Objectives: In 1994, the US Public Health Service launched the "Back to Sleep" campaign, promoting the supine sleep position to prevent sudden infant death syndrome (SIDS). Studies of SIDS in the United States have generally found socioeconomic and race disparities. Our objective was to see whether the "Back to Sleep" campaign, which involves an effective, easy, and free intervention, has reduced social class inequalities in SIDS.
Methods: We conducted a population-based case-cohort study during 2 periods, 1989 to 1991 and 1996 to 1998, using the US Linked Birth/Infant Death Data Sets. Case group was infants who died of SIDS in infancy (N = 21 126); control group was a 10% random sample of infants who lived through the first year and all infants who died of other causes (N=2241218). Social class was measured by mother's education level.

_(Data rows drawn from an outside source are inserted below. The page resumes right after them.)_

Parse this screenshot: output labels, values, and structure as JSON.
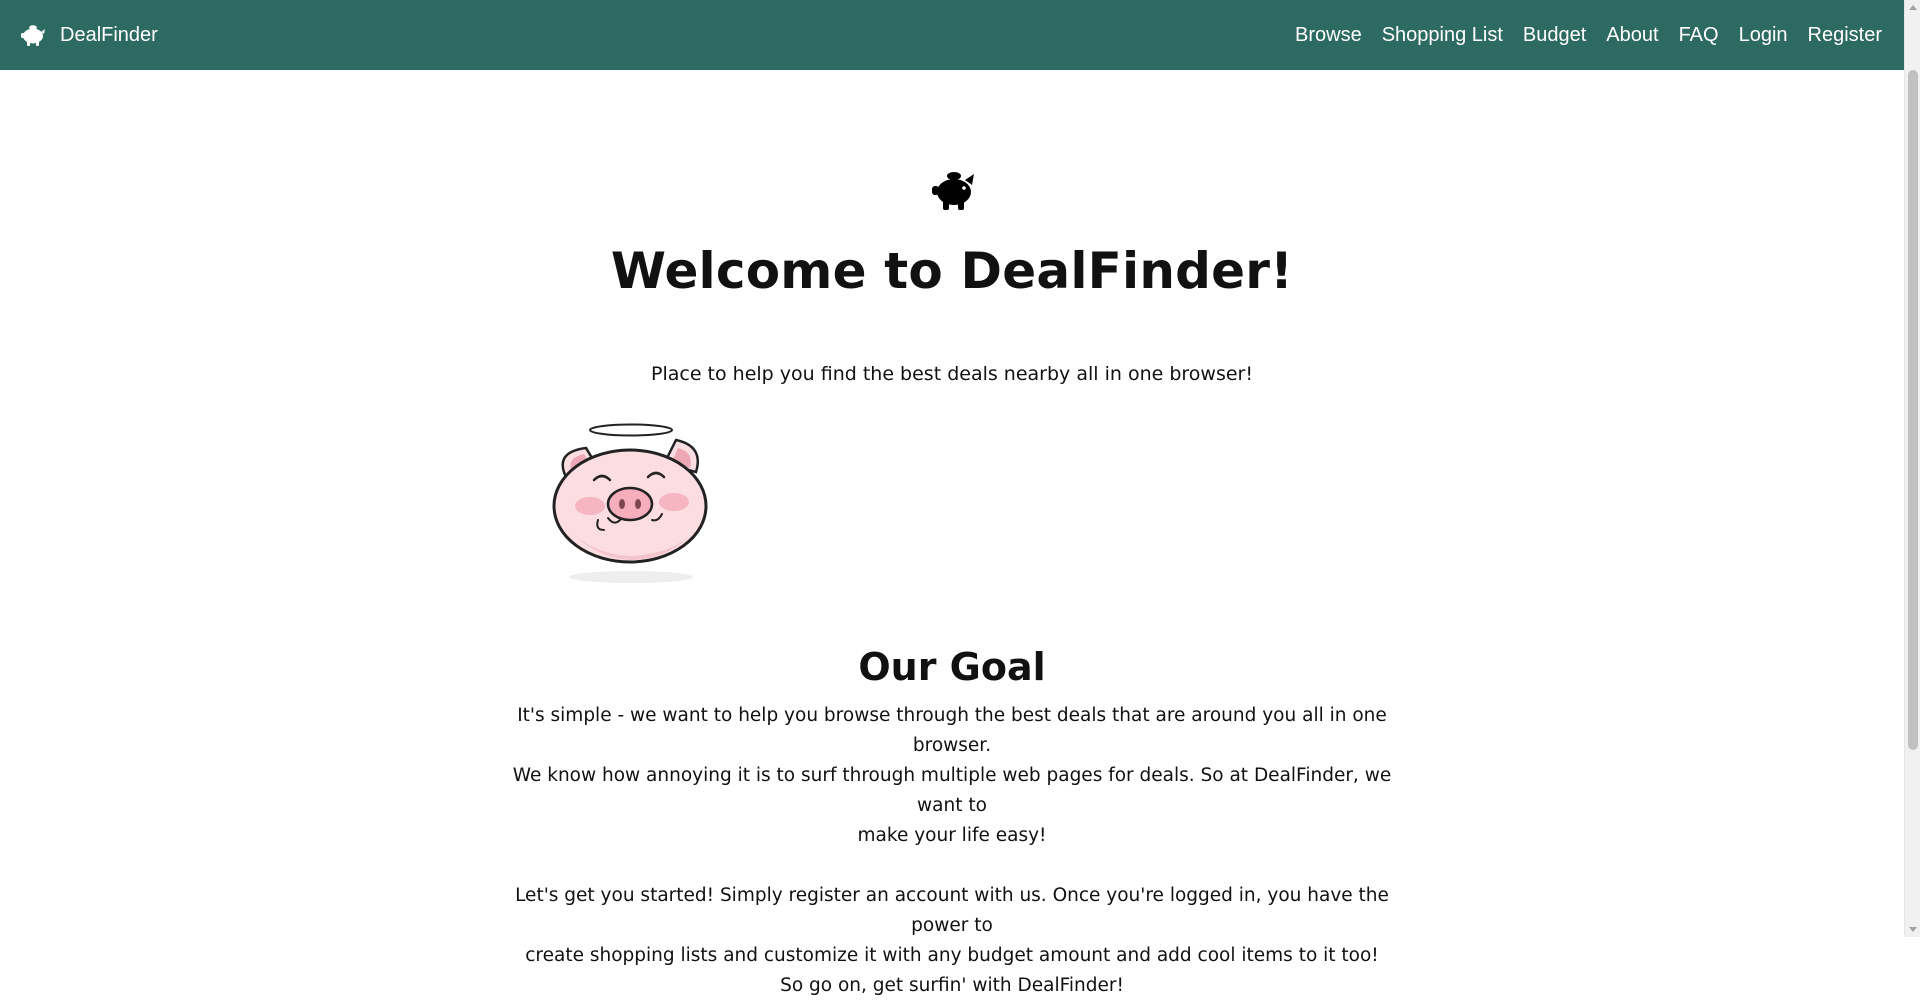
{
  "navbar": {
    "brand": "DealFinder",
    "links": [
      "Browse",
      "Shopping List",
      "Budget",
      "About",
      "FAQ",
      "Login",
      "Register"
    ],
    "background_color": "#2d6a61",
    "brand_icon": "piggy-bank-icon"
  },
  "hero": {
    "icon": "piggy-bank-icon",
    "title": "Welcome to DealFinder!",
    "tagline": "Place to help you find the best deals nearby all in one browser!",
    "image": "angel-pig-illustration"
  },
  "goal": {
    "heading": "Our Goal",
    "paragraph1_lines": [
      "It's simple - we want to help you browse through the best deals that are around you all in one browser.",
      "We know how annoying it is to surf through multiple web pages for deals. So at DealFinder, we want to",
      "make your life easy!"
    ],
    "paragraph2_lines": [
      "Let's get you started! Simply register an account with us. Once you're logged in, you have the power to",
      "create shopping lists and customize it with any budget amount and add cool items to it too!",
      "So go on, get surfin' with DealFinder!"
    ]
  }
}
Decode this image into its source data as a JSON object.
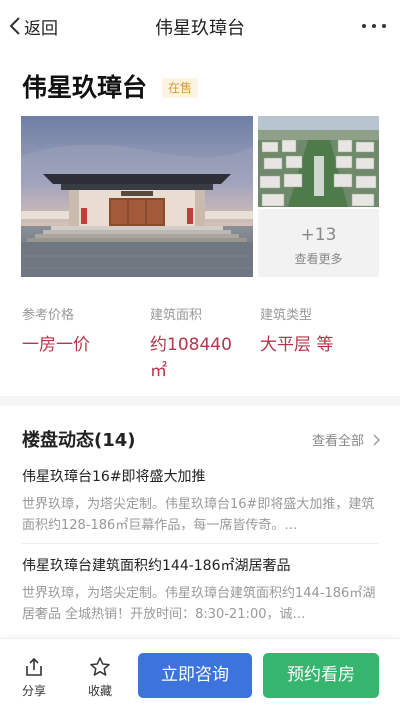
{
  "nav": {
    "back_label": "返回",
    "title": "伟星玖璋台"
  },
  "property": {
    "name": "伟星玖璋台",
    "status": "在售"
  },
  "gallery": {
    "more_count": "+13",
    "more_label": "查看更多"
  },
  "info": [
    {
      "label": "参考价格",
      "value": "一房一价"
    },
    {
      "label": "建筑面积",
      "value": "约108440",
      "unit": "㎡"
    },
    {
      "label": "建筑类型",
      "value": "大平层 等"
    }
  ],
  "news_section": {
    "title": "楼盘动态(14)",
    "view_all": "查看全部"
  },
  "news": [
    {
      "title": "伟星玖璋台16#即将盛大加推",
      "body": "世界玖璋，为塔尖定制。伟星玖璋台16#即将盛大加推，建筑面积约128-186㎡巨幕作品，每一席皆传奇。…"
    },
    {
      "title": "伟星玖璋台建筑面积约144-186㎡湖居奢品",
      "body": "世界玖璋，为塔尖定制。伟星玖璋台建筑面积约144-186㎡湖居奢品 全城热销！开放时间：8:30-21:00，诚…"
    }
  ],
  "bottom_bar": {
    "share_label": "分享",
    "favorite_label": "收藏",
    "consult_label": "立即咨询",
    "visit_label": "预约看房"
  },
  "colors": {
    "price_red": "#b7344a",
    "badge_bg": "#fdf3e2",
    "badge_text": "#d89a3c",
    "consult_blue": "#3d73dc",
    "visit_green": "#35b56e"
  },
  "icons": [
    "back-chevron-icon",
    "more-dots-icon",
    "chevron-right-icon",
    "share-icon",
    "star-icon"
  ]
}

Results: There was no evidence that inequalities in SIDS were reduced after the Back to Sleep campaign. In fact, odds ratios for SIDS associated with lower social class increased between 1989-1991 and 1996-1998. The race disparity in SIDS increased after the Back to Sleep campaign.

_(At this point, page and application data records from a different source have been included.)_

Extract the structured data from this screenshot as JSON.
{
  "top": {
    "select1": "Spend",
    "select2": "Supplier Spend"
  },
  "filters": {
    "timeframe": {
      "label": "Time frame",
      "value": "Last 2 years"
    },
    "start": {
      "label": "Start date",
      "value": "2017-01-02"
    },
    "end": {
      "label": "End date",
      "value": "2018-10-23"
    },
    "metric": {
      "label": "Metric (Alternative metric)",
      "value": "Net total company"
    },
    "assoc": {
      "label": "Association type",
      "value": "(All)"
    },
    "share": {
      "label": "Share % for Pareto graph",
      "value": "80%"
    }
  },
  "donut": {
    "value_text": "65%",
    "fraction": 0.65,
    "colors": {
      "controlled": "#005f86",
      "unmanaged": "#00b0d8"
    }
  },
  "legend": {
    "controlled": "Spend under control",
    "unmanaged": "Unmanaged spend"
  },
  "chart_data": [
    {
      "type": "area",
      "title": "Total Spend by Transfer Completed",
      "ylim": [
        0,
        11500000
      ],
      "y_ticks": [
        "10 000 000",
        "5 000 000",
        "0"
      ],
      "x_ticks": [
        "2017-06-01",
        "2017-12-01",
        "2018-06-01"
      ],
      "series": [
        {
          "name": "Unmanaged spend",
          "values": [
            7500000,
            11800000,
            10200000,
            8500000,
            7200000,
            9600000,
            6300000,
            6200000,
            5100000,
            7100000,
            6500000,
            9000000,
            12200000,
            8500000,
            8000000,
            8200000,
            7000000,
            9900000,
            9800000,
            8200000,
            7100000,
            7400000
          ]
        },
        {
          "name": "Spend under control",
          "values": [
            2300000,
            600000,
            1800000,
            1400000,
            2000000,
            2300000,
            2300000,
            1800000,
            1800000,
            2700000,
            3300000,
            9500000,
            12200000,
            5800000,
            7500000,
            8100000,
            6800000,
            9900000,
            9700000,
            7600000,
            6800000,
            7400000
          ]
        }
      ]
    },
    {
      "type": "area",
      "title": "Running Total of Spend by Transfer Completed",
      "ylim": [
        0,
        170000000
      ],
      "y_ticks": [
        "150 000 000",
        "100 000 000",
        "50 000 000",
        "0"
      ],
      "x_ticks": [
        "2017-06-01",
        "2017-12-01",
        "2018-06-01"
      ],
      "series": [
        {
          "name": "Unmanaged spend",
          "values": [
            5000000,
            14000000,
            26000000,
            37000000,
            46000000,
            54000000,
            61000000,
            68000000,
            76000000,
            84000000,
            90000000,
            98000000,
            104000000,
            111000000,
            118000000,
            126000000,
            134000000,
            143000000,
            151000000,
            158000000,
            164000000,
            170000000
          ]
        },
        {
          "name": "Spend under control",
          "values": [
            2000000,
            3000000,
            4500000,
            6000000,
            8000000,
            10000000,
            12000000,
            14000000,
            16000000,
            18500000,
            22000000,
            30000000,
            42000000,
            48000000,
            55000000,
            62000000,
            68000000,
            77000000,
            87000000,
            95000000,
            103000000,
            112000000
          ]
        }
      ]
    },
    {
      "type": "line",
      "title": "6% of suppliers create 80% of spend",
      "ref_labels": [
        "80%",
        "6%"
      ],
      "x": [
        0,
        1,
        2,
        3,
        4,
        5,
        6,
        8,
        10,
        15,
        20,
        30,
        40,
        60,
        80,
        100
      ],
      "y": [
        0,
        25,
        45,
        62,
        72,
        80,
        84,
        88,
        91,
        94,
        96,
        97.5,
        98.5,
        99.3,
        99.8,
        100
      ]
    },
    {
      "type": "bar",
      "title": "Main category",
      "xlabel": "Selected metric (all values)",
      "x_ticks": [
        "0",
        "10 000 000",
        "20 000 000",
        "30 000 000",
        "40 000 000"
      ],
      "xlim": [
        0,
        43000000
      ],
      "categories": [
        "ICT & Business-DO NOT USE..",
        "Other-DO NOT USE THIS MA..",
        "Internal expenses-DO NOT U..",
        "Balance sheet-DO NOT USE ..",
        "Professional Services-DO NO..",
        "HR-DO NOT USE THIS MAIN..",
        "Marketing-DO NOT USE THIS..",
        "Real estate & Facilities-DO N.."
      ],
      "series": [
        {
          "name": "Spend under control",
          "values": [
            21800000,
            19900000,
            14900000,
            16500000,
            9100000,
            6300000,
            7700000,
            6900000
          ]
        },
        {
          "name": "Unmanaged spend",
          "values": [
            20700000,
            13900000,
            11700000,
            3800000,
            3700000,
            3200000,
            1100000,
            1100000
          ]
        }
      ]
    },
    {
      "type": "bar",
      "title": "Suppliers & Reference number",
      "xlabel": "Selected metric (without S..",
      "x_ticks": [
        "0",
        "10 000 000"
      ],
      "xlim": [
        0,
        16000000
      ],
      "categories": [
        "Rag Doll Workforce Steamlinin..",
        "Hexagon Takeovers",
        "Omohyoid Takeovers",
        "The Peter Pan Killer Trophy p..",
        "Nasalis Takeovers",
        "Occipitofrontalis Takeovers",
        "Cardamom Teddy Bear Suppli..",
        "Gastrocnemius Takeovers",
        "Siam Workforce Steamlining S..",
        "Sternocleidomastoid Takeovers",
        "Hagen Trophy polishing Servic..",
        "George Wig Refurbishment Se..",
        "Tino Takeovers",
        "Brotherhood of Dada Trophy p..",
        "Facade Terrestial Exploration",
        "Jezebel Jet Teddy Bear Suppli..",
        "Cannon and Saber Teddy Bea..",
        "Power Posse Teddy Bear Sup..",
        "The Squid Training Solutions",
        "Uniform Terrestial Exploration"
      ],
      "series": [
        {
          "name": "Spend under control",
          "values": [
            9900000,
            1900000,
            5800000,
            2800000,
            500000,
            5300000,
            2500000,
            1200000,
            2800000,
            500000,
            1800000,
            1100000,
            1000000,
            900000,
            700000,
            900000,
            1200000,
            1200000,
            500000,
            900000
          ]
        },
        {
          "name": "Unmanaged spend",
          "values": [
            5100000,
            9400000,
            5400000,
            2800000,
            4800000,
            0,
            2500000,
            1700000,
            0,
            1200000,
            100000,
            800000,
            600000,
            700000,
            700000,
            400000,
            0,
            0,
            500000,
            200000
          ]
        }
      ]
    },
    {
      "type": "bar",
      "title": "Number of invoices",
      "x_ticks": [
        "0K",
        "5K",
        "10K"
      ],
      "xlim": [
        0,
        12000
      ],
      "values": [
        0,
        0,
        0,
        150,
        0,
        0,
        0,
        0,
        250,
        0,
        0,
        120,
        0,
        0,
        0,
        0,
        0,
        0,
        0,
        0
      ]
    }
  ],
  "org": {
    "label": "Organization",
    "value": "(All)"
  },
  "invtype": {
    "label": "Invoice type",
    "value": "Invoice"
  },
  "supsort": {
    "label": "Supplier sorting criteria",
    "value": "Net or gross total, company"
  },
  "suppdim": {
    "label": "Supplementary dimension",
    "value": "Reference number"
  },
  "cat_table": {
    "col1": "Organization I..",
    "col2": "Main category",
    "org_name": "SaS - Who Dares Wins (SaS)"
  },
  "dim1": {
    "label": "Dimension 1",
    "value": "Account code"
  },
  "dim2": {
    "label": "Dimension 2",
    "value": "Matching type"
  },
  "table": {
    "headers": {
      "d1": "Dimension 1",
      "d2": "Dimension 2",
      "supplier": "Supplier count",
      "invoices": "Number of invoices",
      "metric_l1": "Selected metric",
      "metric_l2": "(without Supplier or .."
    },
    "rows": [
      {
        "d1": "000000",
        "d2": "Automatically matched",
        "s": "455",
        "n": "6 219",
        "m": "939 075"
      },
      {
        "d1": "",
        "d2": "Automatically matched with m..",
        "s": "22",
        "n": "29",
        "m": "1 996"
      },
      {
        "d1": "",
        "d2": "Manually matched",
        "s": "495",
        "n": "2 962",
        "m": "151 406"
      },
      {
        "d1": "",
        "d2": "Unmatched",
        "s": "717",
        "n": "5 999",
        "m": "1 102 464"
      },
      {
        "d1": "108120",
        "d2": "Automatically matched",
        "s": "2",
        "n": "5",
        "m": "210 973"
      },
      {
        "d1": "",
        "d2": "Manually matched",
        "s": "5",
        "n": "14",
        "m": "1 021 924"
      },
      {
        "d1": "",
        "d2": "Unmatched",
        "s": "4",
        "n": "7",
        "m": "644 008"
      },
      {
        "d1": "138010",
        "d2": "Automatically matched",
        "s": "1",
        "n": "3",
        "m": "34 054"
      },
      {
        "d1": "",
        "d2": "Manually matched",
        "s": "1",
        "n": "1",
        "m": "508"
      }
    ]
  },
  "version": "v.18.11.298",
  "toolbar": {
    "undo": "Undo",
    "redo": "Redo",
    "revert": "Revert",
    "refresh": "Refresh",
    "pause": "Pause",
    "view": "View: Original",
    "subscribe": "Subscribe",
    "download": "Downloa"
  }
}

Conclusions: The introduction of an inexpensive, easy, public health intervention has not reduced social inequalities in SIDS; in fact, the gap has widened. Although the risk of SIDS has been reduced for all social class groups, women who are more educated have experienced the greatest decline.